 One more object of the present invention is to provide a music souvenir which could be sold at concerts and elsewhere with a case having the image and shape of the recording artist whose music is on the sealed memory chip inside the case.
 In brief, a CD quality music player has preferably one to four recordings, in MP3 format, permanently embedded on a sealed memory chip, housed in a case (which has the figure characteristic of the music's artist) that can not be digitally duplicated.
 The present invention has a sealed memory chip with music permanently embedded inside the device. It is not possible for an ordinary user to digitally copy the music in it.
 The case of this device preferably has the shape and image of the music artist of the embedded song titles.
 An advantage of the present invention is that it provides high quality digitally recorded music in a player in a format that cannot be digitally duplicated.
 Another advantage of the present invention is that it provides a memorable souvenir of the recording artist and the recording artist's music.
 These and other details of my invention will be described in connection with the accompanying drawings, which are furnished only by way of illustration and not in limitation of the invention, and in which drawings:
FIG. 1 is a perspective view showing a portable music player case shaped like the recording artist, in this case Elvis Presley;
FIG. 2 is a diagrammatic view showing the operating components of the invention which are housed within the case of FIG. 1;
FIG. 3 is a diagrammatic view showing the operating components of a prior art MP3 music player;
FIG. 4 is a diagrammatic view showing the operating components of the present invention.
 In FIGS. 1, 2 and 4, a portable sound player device 20 has digitally recorded sound which is not digitally duplicable. A case 21 houses a digital signal processor (DSP) 23, a digital-analog converter (D/A) 24 and an amplifier (AMP) 25 together capable of producing audible sound from digitally recorded sound. A sealed memory IC means, such as an IC chip 22, stores digitally recorded sound and is housed within the case 21 to provide digital signals to the digital signal processor 23.
 The sound, which may be music, is recorded and stored on the sealed read only memory means, the IC chip (SEALED ROM) 22, using MP3 or WMA technology.
 The case 21 is preferably shaped like and bears an image of a recording artist, such as Elvis Presley, who made the recording(s) stored on the sealed memory chip 22.
 In FIG. 3, a prior art MP3 player uses a flash RAM memory device 32PA which is removable from the confining interior area 40PA of the prior art device and is also able to be duplicated digitally. Furthermore, an input device, such as a personal computer (PC) 30PA, can input and output digital information from the prior art system, including uploading and downloading to and from the internet. The digital signal processor (DSP) 23PA, digital-analog converter (D/A) 24PA and amplifier (AMP) 25PA, operate in a similar fashion to the present invention and together are capable of producing audible sound from digitally recorded sound and outputting that sound, such as music, through a headphone jack 26PA to a headphone 27PA.

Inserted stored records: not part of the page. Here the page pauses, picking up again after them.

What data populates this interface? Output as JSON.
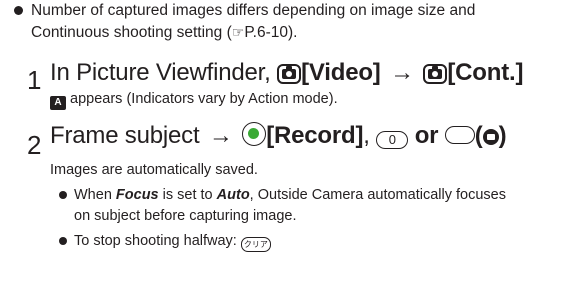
{
  "note": {
    "line1": "Number of captured images differs depending on image size and",
    "line2_a": "Continuous shooting setting (",
    "line2_icon": "☞",
    "line2_ref": "P.6-10",
    "line2_b": ")."
  },
  "step1": {
    "number": "1",
    "prefix": "In Picture Viewfinder,",
    "key1_label": "[Video]",
    "arrow": "→",
    "key2_label": "[Cont.]",
    "sub_text": "appears (Indicators vary by Action mode).",
    "indicator_icon_label": "A"
  },
  "step2": {
    "number": "2",
    "prefix": "Frame subject",
    "arrow": "→",
    "record_label": "[Record]",
    "comma": ",",
    "zero_key": "0",
    "or": "or",
    "sub_text": "Images are automatically saved.",
    "bullet1_a": "When ",
    "bullet1_focus": "Focus",
    "bullet1_b": " is set to ",
    "bullet1_auto": "Auto",
    "bullet1_c": ", Outside Camera automatically focuses",
    "bullet1_line2": "on subject before capturing image.",
    "bullet2": "To stop shooting halfway:",
    "clear_key": "クリア"
  }
}
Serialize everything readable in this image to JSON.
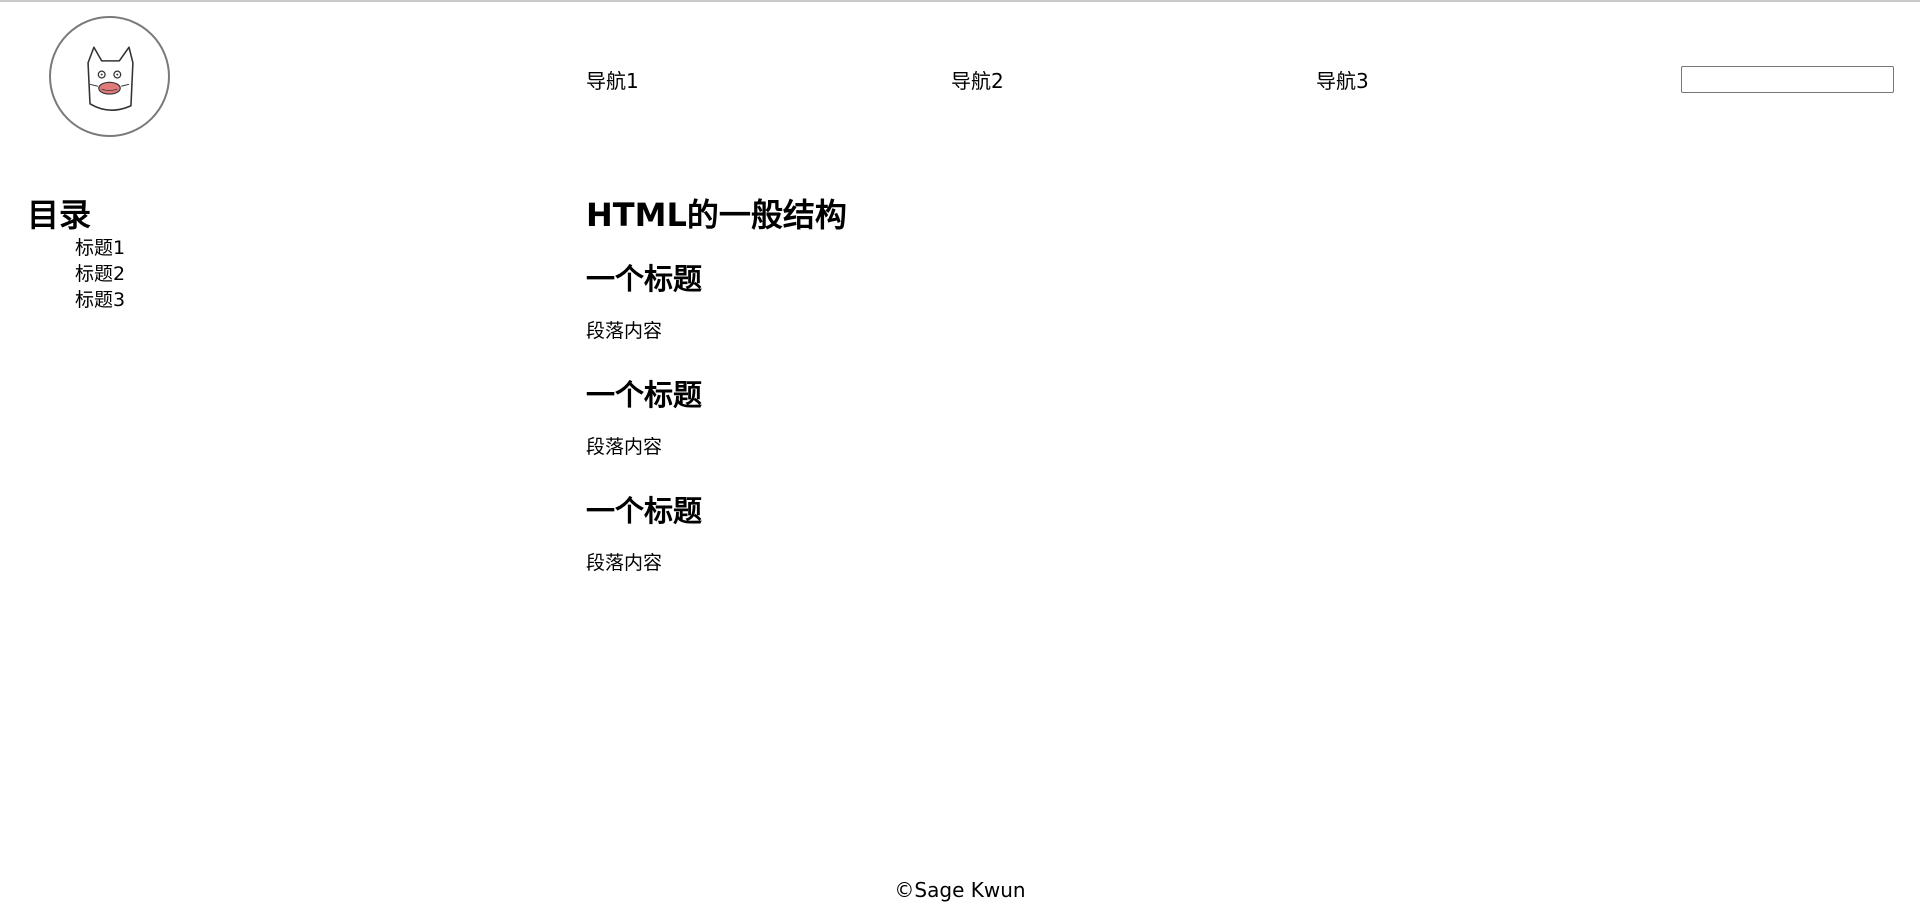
{
  "header": {
    "logo_icon": "cat-mascot-icon",
    "nav": [
      {
        "label": "导航1"
      },
      {
        "label": "导航2"
      },
      {
        "label": "导航3"
      }
    ],
    "search": {
      "value": "",
      "placeholder": ""
    }
  },
  "sidebar": {
    "title": "目录",
    "items": [
      {
        "label": "标题1"
      },
      {
        "label": "标题2"
      },
      {
        "label": "标题3"
      }
    ]
  },
  "main": {
    "title": "HTML的一般结构",
    "sections": [
      {
        "heading": "一个标题",
        "paragraph": "段落内容"
      },
      {
        "heading": "一个标题",
        "paragraph": "段落内容"
      },
      {
        "heading": "一个标题",
        "paragraph": "段落内容"
      }
    ]
  },
  "footer": {
    "text": "©Sage Kwun"
  },
  "colors": {
    "logo_border": "#7a7a7a",
    "cat_mouth": "#e07b7b"
  }
}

 In FIG. 4, for the present invention the sound, which may be music, is recorded and stored on the sealed read only memory means, the IC chip (SEALED-MEMORY IC) 22, preferably using MP3 or WMA technology. The chip (SEALED MEMORY IC) 22 is sealed within the confining interior 40 of the case and only feeds signals to the digital signal processor (DSP) 23, which sends to the digital-analog converter (D/A) 24 and amplifier (AMP) 25, which together are capable of producing audible sound from digitally recorded sound and outputting that sound, such as music, through a headphone jack 26 to a headphone 27. The recorded information, such as music, cannot be digitally duplicated.
 It is understood that the preceding description is given merely by way of illustration and not in limitation of the invention and that various modifications may be made thereto without departing from the spirit of the invention as claimed.